Items from an interface collection:
*** Begin section ***

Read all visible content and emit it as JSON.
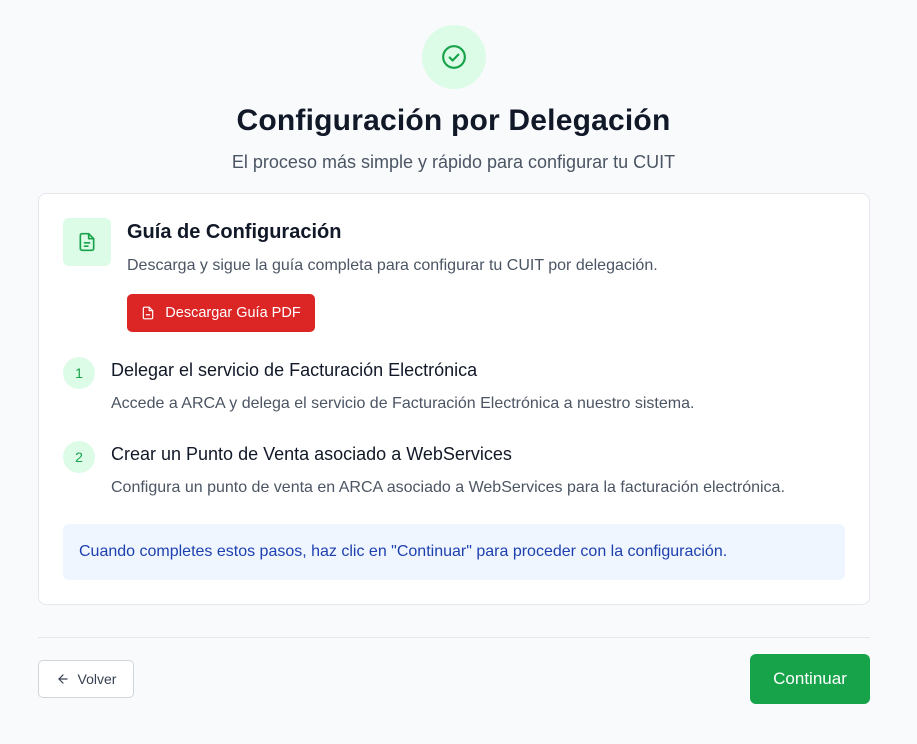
{
  "header": {
    "icon": "check-circle-icon",
    "title": "Configuración por Delegación",
    "subtitle": "El proceso más simple y rápido para configurar tu CUIT"
  },
  "guide": {
    "icon": "document-icon",
    "title": "Guía de Configuración",
    "description": "Descarga y sigue la guía completa para configurar tu CUIT por delegación.",
    "download_label": "Descargar Guía PDF",
    "download_icon": "pdf-file-icon"
  },
  "steps": [
    {
      "number": "1",
      "title": "Delegar el servicio de Facturación Electrónica",
      "description": "Accede a ARCA y delega el servicio de Facturación Electrónica a nuestro sistema."
    },
    {
      "number": "2",
      "title": "Crear un Punto de Venta asociado a WebServices",
      "description": "Configura un punto de venta en ARCA asociado a WebServices para la facturación electrónica."
    }
  ],
  "info": {
    "text": "Cuando completes estos pasos, haz clic en \"Continuar\" para proceder con la configuración."
  },
  "footer": {
    "back_label": "Volver",
    "back_icon": "arrow-left-icon",
    "continue_label": "Continuar"
  },
  "colors": {
    "accent_green": "#16a34a",
    "light_green": "#dcfce7",
    "pdf_red": "#dc2626",
    "info_bg": "#eff6ff",
    "info_text": "#1e40af"
  }
}
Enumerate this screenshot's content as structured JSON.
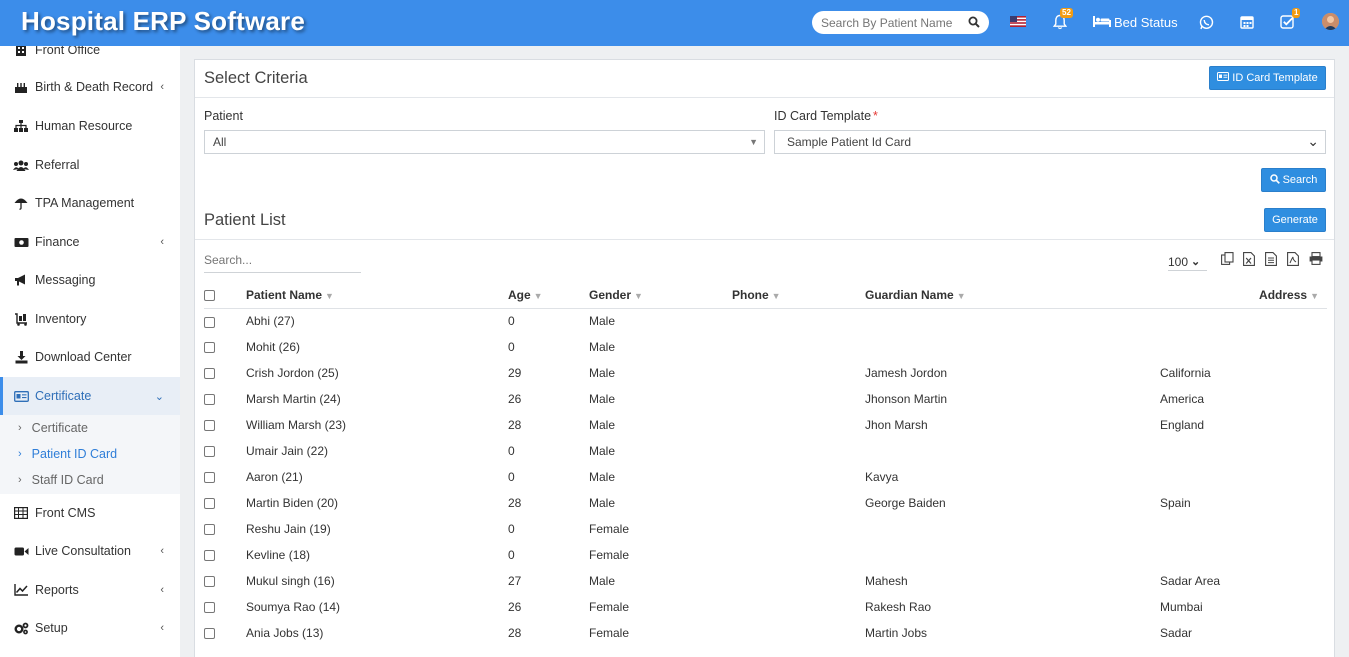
{
  "header": {
    "brand": "Hospital ERP Software",
    "search_placeholder": "Search By Patient Name",
    "notifications_count": "52",
    "bed_status_label": "Bed Status",
    "tasks_count": "1"
  },
  "sidebar": {
    "items": [
      {
        "label": "Front Office"
      },
      {
        "label": "Birth & Death Record"
      },
      {
        "label": "Human Resource"
      },
      {
        "label": "Referral"
      },
      {
        "label": "TPA Management"
      },
      {
        "label": "Finance"
      },
      {
        "label": "Messaging"
      },
      {
        "label": "Inventory"
      },
      {
        "label": "Download Center"
      },
      {
        "label": "Certificate"
      },
      {
        "label": "Front CMS"
      },
      {
        "label": "Live Consultation"
      },
      {
        "label": "Reports"
      },
      {
        "label": "Setup"
      }
    ],
    "sub_items": [
      {
        "label": "Certificate"
      },
      {
        "label": "Patient ID Card"
      },
      {
        "label": "Staff ID Card"
      }
    ]
  },
  "criteria": {
    "title": "Select Criteria",
    "id_card_template_button": "ID Card Template",
    "patient_label": "Patient",
    "patient_value": "All",
    "template_label": "ID Card Template",
    "template_value": "Sample Patient Id Card",
    "search_button": "Search"
  },
  "list": {
    "title": "Patient List",
    "generate_button": "Generate",
    "search_placeholder": "Search...",
    "page_size": "100",
    "columns": {
      "name": "Patient Name",
      "age": "Age",
      "gender": "Gender",
      "phone": "Phone",
      "guardian": "Guardian Name",
      "address": "Address"
    },
    "rows": [
      {
        "name": "Abhi (27)",
        "age": "0",
        "gender": "Male",
        "phone": "",
        "guardian": "",
        "address": ""
      },
      {
        "name": "Mohit (26)",
        "age": "0",
        "gender": "Male",
        "phone": "",
        "guardian": "",
        "address": ""
      },
      {
        "name": "Crish Jordon (25)",
        "age": "29",
        "gender": "Male",
        "phone": "",
        "guardian": "Jamesh Jordon",
        "address": "California"
      },
      {
        "name": "Marsh Martin (24)",
        "age": "26",
        "gender": "Male",
        "phone": "",
        "guardian": "Jhonson Martin",
        "address": "America"
      },
      {
        "name": "William Marsh (23)",
        "age": "28",
        "gender": "Male",
        "phone": "",
        "guardian": "Jhon Marsh",
        "address": "England"
      },
      {
        "name": "Umair Jain (22)",
        "age": "0",
        "gender": "Male",
        "phone": "",
        "guardian": "",
        "address": ""
      },
      {
        "name": "Aaron (21)",
        "age": "0",
        "gender": "Male",
        "phone": "",
        "guardian": "Kavya",
        "address": ""
      },
      {
        "name": "Martin Biden (20)",
        "age": "28",
        "gender": "Male",
        "phone": "",
        "guardian": "George Baiden",
        "address": "Spain"
      },
      {
        "name": "Reshu Jain (19)",
        "age": "0",
        "gender": "Female",
        "phone": "",
        "guardian": "",
        "address": ""
      },
      {
        "name": "Kevline (18)",
        "age": "0",
        "gender": "Female",
        "phone": "",
        "guardian": "",
        "address": ""
      },
      {
        "name": "Mukul singh (16)",
        "age": "27",
        "gender": "Male",
        "phone": "",
        "guardian": "Mahesh",
        "address": "Sadar Area"
      },
      {
        "name": "Soumya Rao (14)",
        "age": "26",
        "gender": "Female",
        "phone": "",
        "guardian": "Rakesh Rao",
        "address": "Mumbai"
      },
      {
        "name": "Ania Jobs (13)",
        "age": "28",
        "gender": "Female",
        "phone": "",
        "guardian": "Martin Jobs",
        "address": "Sadar"
      }
    ]
  },
  "colors": {
    "header": "#3c8dea",
    "button": "#2f8ee0",
    "active": "#2f7ed8"
  }
}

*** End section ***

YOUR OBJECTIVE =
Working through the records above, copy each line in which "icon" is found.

ANSWER =
    "icon": "check-circle-icon",
    "icon": "document-icon",
    "download_icon": "pdf-file-icon"
    "back_icon": "arrow-left-icon",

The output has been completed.